Hometown: Cold Spring
Sounds like: Americana, acoustic singer-songwriter
Latest project: new album "In the Cool of the Day" came out in January
Local musician Daniel Martin Moore is pretty busy these days. He just released his second critically acclaimed solo album (not including his collaborative release with My Morning Jacket’s Ben Sollee) and is about to hit the road on both UK and US tours supporting Iron & Wine and Jessica Lea Mayfield. And when he’s not working on his own compositions or rushing off to a promotional obligation, he’s trying his hand at production.
We talked to him about a childhood raised on music and another of his passions, protecting the Appalachian region from mountaintop removal mining.
What is your first memory of music?
When I was a little child, I can remember my mother singing "You Are My Sunshine."
You and your brother are both musicians, what kind of role did your parents play in fostering your love of music?

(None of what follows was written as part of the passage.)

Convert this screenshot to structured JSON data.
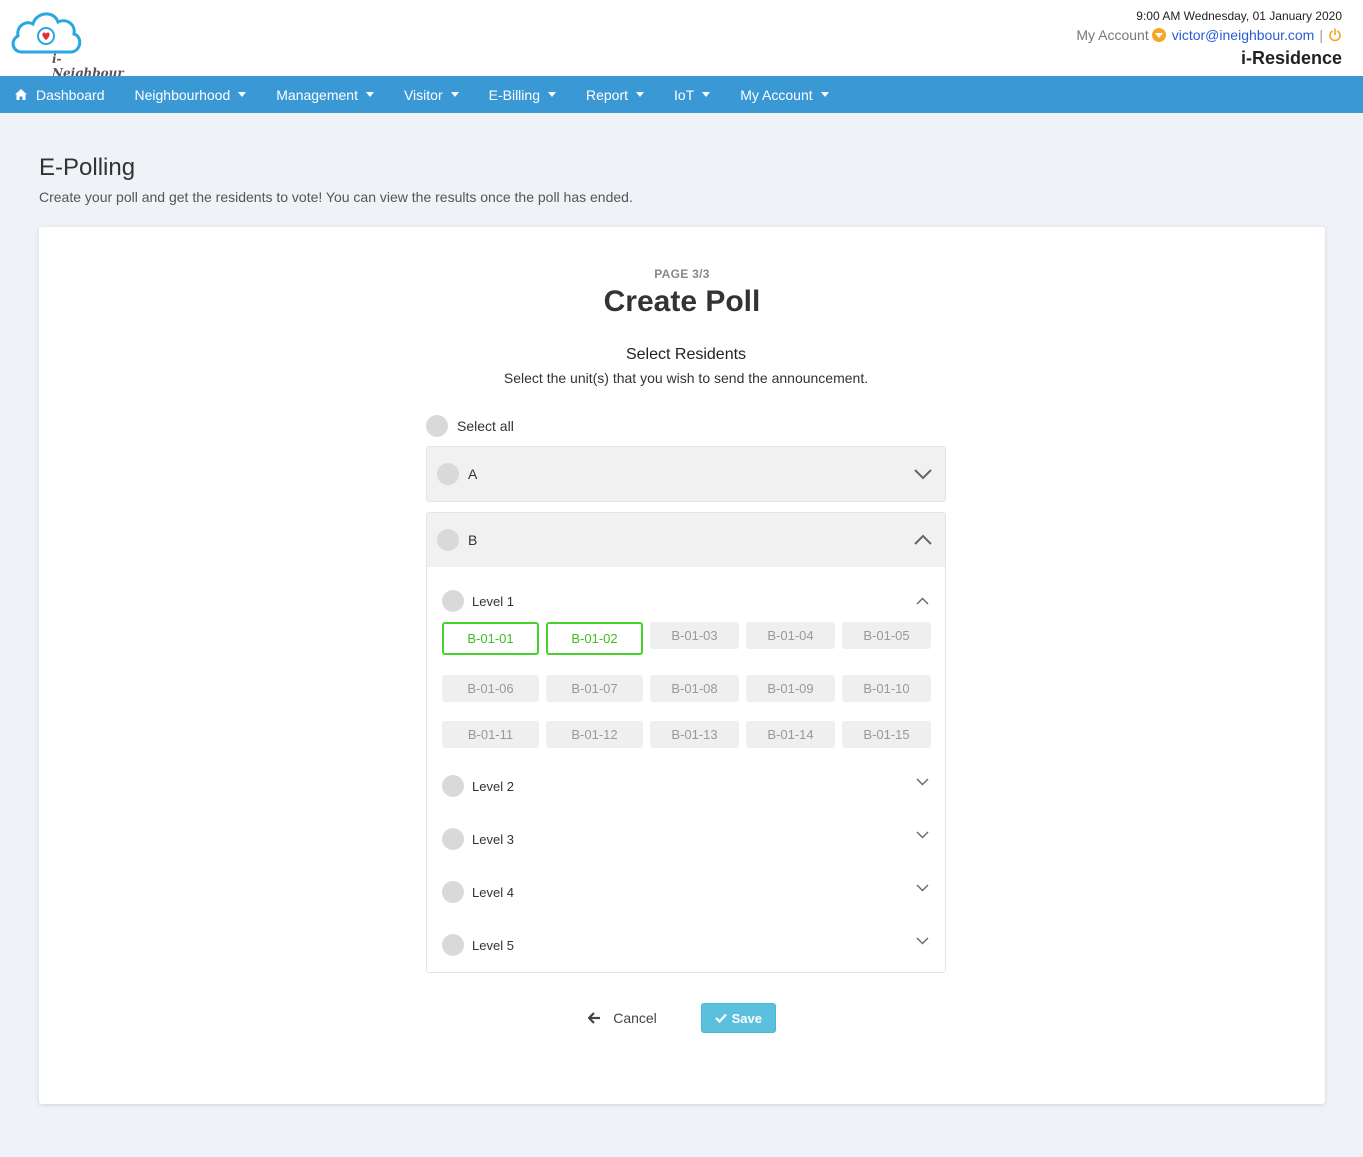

I think they recognized how important music is in raising up children, and being music lovers themselves, really took a lot of delight in us being interested in it, too.
I read that you were in your church choir when you were younger. How does performing these gospel songs on your album compare to singing them in church when you were younger?
Now I get to do whatever I want! These songs are more reflections and meditations now, whereas they were very literal when I was younger.
Could you tell me how you see the spiritual nature of music and what spirituality means to you?
Music is intuitive. You can, but don't have to think about it to understand it. The best of it speaks to us directly, just as we might imagine the divine doing. Whether that's for reasons of how our brains are wired, or whether there are more mystical things at work, I think there's a lot of power in that.
Your upcoming show is at The Monastery, where you worked on the album. Can you talk about what it was like to work there?
We mixed the record at The Monastery, and actually recorded it downtown at WVXU/WGUC's studios. But working at The Monastery is really nice. It's a peaceful place and a beautiful place. And Ric (Hordinski) is a wonderful person to collaborate with. He's not only a fine engineer, but an excellent and thoughtful musician as well. That is the best possible combination for a project like mixing. You have to make sure everything coming from the speakers sounds good, yes, but also that everything feels good.
You’ve spoken out against mountaintop removal mining, can you think about a particular moment when the problems caused by the process really struck you? Do you have any advice for other people who are also concerned about this?
It was after I read Erik Reece's book "Lost Mountain" that I fully understood the scope of this disastrous behavior and realized I had to do everything I could to help put an end to MTR. My advice for anyone who is worried about it, which should be everyone who breathes air and drinks water, is to visit ilovemountains.org and to seek out groups who are standing up for clean air and water, and who are opposing those who put profit ahead of people and the environment. I would also recommend the book "Something's Rising" by Silas House and Jason Howard as an excellent place to get a plain and stirring accounting of MTR's impact.
In addition to writing and performing music, you have been doing some production work. Could you talk a little bit about that?
I'm currently producing a new record album for Joan Shelley, a wonderful musician based out of Louisville. We're mixing right now, and it's sounding really great. Joan is a brilliant songwriter and performer, and she'll actually be playing in my band for the show at The Monastery—we'll be doing several of her new songs, too! Cincinnati's own Daniel Joseph Dorff is playing drums on the project. I can't wait for this album to be out in the world. I think it's gonna surprise a lot of folks and become a favorite listen.